The Oxford History of the United States is the most respected multi-volume history of our nation in print. The series includes three Pulitzer Prize-winners, a New York Times bestseller, and winners of prestigious Bancroft and Parkman Prizes. From Colony to Superpower is the only thematic volume commissioned for the series. Here George C. Herring uses foreign relations as the lens through which to tell the story of America's dramatic rise from thirteen disparate colonies huddled along the Atlantic coast to the world's greatest superpower. A sweeping account of United States' foreign relations and diplomacy, this magisterial volume documents America's interaction with other peoples and nations of the world. Herring tells a story of stunning successes and sometimes tragic failures, captured in a fast-paced narrative that illuminates the central importance of foreign relations to the existence and survival of the nation, and highlights its ongoing impact on the lives of ordinary citizens. He shows how policymakers defined American interests broadly to include territorial expansion, access to growing markets, and the spread of an "American way" of life. And Herring does all this in a story rich in human drama and filled with epic events. Statesmen such as Benjamin Franklin and Woodrow Wilson and Harry Truman and Dean Acheson played key roles in America's rise to world power. But America's expansion as a nation also owes much to the adventurers and explorers, the sea captains, merchants and captains of industry, the missionaries and diplomats, who discovered or charted new lands, developed new avenues of commerce, and established and defended the nation's interests in foreign lands. From the American Revolution to the fifty-year struggle with communism and conflicts in Afghanistan and Iraq, From Colony to Superpower tells the dramatic story of America's emergence as superpower--its birth in revolution, its troubled present, and its uncertain future.

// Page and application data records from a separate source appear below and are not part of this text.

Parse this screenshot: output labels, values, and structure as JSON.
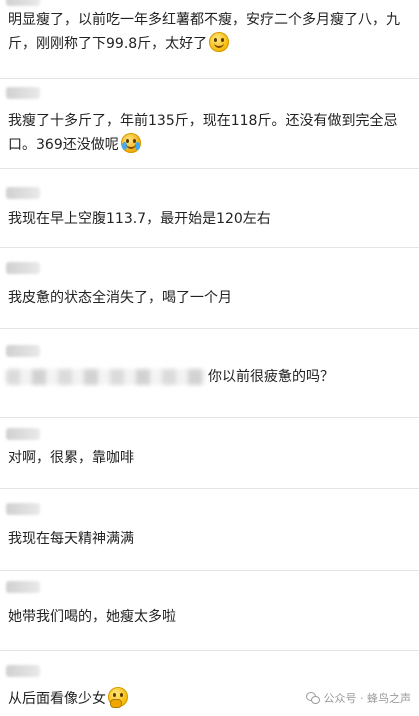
{
  "messages": [
    {
      "text": "明显瘦了，以前吃一年多红薯都不瘦，安疗二个多月瘦了八，九斤，刚刚称了下99.8斤，太好了",
      "emoji": "smile-emoji"
    },
    {
      "text": "我瘦了十多斤了，年前135斤，现在118斤。还没有做到完全忌口。369还没做呢",
      "emoji": "crying-emoji"
    },
    {
      "text": "我现在早上空腹113.7，最开始是120左右"
    },
    {
      "text": "我皮惫的状态全消失了，喝了一个月"
    },
    {
      "text": "你以前很疲惫的吗？"
    },
    {
      "text": "对啊，很累，靠咖啡"
    },
    {
      "text": "我现在每天精神满满"
    },
    {
      "text": "她带我们喝的，她瘦太多啦"
    },
    {
      "text": "从后面看像少女",
      "emoji": "thinking-emoji"
    }
  ],
  "watermark": {
    "label": "公众号 · 蜂鸟之声",
    "icon": "wechat-icon"
  }
}
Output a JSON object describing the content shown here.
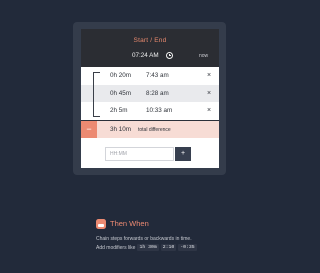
{
  "card": {
    "title": "Start / End",
    "start_time": "07:24 AM",
    "now_label": "now"
  },
  "entries": [
    {
      "duration": "0h 20m",
      "time": "7:43 am",
      "remove": "×"
    },
    {
      "duration": "0h 45m",
      "time": "8:28 am",
      "remove": "×"
    },
    {
      "duration": "2h 5m",
      "time": "10:33 am",
      "remove": "×"
    }
  ],
  "total": {
    "minus": "−",
    "duration": "3h 10m",
    "label": "total difference"
  },
  "input": {
    "placeholder": "HH:MM",
    "add": "+"
  },
  "brand": {
    "name": "Then When",
    "description": "Chain steps forwards or backwards in time.",
    "modifiers_prefix": "Add modifiers like",
    "modifiers": [
      "1h 30m",
      "2:10",
      "-0:35"
    ]
  },
  "colors": {
    "background": "#222a3a",
    "accent": "#ec8a72",
    "total_row": "#f7dcd5"
  }
}
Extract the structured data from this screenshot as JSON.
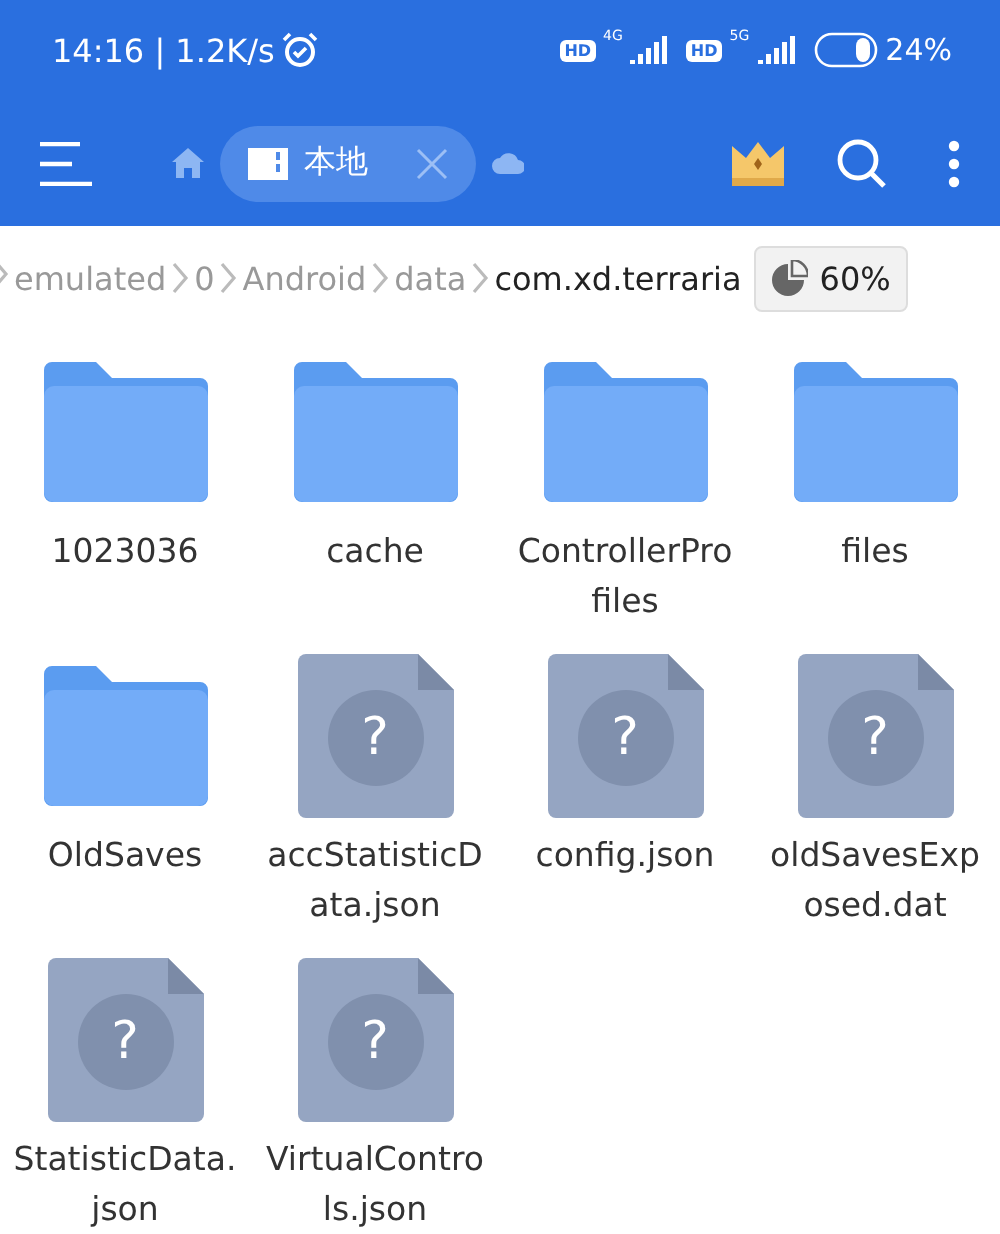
{
  "status_bar": {
    "time": "14:16 | 1.2K/s",
    "sims": [
      {
        "badge": "HD",
        "network": "4G"
      },
      {
        "badge": "HD",
        "network": "5G"
      }
    ],
    "battery": "24%"
  },
  "toolbar": {
    "tabs": [
      {
        "label": "本地",
        "selected": true
      }
    ]
  },
  "breadcrumb": {
    "items": [
      {
        "label": "emulated",
        "current": false
      },
      {
        "label": "0",
        "current": false
      },
      {
        "label": "Android",
        "current": false
      },
      {
        "label": "data",
        "current": false
      },
      {
        "label": "com.xd.terraria",
        "current": true
      }
    ],
    "storage": "60%"
  },
  "files": [
    {
      "name": "1023036",
      "kind": "folder"
    },
    {
      "name": "cache",
      "kind": "folder"
    },
    {
      "name": "ControllerProfiles",
      "kind": "folder"
    },
    {
      "name": "files",
      "kind": "folder"
    },
    {
      "name": "OldSaves",
      "kind": "folder"
    },
    {
      "name": "accStatisticData.json",
      "kind": "unknown",
      "glyph": "?"
    },
    {
      "name": "config.json",
      "kind": "unknown",
      "glyph": "?"
    },
    {
      "name": "oldSavesExposed.dat",
      "kind": "unknown",
      "glyph": "?"
    },
    {
      "name": "StatisticData.json",
      "kind": "unknown",
      "glyph": "?"
    },
    {
      "name": "VirtualControls.json",
      "kind": "unknown",
      "glyph": "?"
    }
  ]
}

This is a thoroughly revised and updated edition of the most influential and widely read analysis of the US trade policymaking system. Awarded the American Political Science Association's Glady Kammerer award for the best book on US national policy, American Trade Politics examines how the US policymaking process enabled the United States to reduce its own import barriers and lead the world toward a more open trading regime. Since the 1970s, enormous political changes, compounded by unprecedented US trade deficits, have brought institutional erosion and some backsliding on trade policy. This second edition summarizes the latest trade policy controversies and congressional activism with fresh material on such matters as the omnibus trade legislation of 1988 and the 1991 debate over fast track authority for negotiations with Mexico toward a North American Free Trade Agreement.